Mr Martin said: “In cyber space it is possible to operate entirely from jurisdictions that we don’t have law enforcement arrangements with and for the most part in cyber crime that will include Russia.”
He said after two decades looking at Russian cyber attacks they had noticed “some common personnel” and “an interchange between parts of the Russian cyber-attack framework that we believe to be state-sponsored and those that we believe to be criminal.”
Paul Chichester, director of operations at NCSC, said getting concrete evidence and complete knowledge of perpetrator and motive was difficult.
Mr Chichester said: “We do see links between the crime and the state and it is a concern for the UK that that kind of MO is happening, not just for Russia but other countries as well.

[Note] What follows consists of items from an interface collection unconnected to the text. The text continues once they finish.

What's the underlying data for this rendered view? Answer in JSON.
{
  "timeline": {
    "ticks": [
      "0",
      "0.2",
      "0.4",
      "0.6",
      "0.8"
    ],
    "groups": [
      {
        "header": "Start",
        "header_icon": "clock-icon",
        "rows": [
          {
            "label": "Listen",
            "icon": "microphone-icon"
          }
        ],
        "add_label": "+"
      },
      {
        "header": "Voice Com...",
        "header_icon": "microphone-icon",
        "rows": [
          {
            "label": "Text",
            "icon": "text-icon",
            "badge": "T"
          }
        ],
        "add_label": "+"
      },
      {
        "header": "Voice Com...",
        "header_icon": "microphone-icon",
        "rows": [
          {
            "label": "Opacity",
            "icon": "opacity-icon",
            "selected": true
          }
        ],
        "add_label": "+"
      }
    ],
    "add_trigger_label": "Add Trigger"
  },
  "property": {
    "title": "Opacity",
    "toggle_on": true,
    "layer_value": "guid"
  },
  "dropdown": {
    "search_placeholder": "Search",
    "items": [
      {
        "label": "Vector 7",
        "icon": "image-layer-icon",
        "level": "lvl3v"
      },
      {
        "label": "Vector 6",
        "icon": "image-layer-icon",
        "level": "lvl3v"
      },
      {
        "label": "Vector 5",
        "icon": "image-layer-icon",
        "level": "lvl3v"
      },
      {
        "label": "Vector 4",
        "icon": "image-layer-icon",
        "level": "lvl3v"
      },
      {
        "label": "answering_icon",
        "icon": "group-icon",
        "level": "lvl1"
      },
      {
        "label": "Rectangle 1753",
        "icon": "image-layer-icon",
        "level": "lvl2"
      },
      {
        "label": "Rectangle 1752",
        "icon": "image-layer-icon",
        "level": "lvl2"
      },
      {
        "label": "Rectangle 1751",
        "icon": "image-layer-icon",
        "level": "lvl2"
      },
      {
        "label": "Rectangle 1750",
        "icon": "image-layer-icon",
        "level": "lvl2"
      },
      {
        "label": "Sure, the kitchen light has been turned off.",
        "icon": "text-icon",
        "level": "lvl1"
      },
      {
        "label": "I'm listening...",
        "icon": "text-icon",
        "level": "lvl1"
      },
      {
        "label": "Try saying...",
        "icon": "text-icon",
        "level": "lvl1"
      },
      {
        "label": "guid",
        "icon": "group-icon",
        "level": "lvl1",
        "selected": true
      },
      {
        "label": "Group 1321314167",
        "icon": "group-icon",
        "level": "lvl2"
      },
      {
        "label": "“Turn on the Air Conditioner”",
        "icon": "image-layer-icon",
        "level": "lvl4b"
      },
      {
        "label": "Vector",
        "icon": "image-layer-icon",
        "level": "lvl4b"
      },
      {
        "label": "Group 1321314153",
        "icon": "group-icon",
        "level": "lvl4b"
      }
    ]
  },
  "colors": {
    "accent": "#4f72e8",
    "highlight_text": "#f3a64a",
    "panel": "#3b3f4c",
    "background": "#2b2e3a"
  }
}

“That affords people deniability, that makes our life harder from an attribution point of view.”
Mr Martin said the NCSC will in future try to present the evidence “where we safely can” to convince people, “if that is possible”.
But he said while the NCSC will counter hacking and cyber attacks it could not police what is truth and fiction on the internet.
“The dissemination of fake news, or more accurately lies, is a different issue,” he said.
“It’s not a cyber attack so government has to respond to it in a different way and Western governments are talking to the tech sector in considering how you counter disinformation campaigns.
“But disinformation campaigns to the attacker are part of the same strategy, but to a liberal democracy, one is about breaking our computer misuse laws the other is about issues of freedom of speech.
“We do recognise the cyber attack is part of a wider campaign to destabilise which includes disinformation.
“As a government as a whole we want to counter hostile Russian intent towards a democratic system and we have got all sorts of different parts of government working on that.”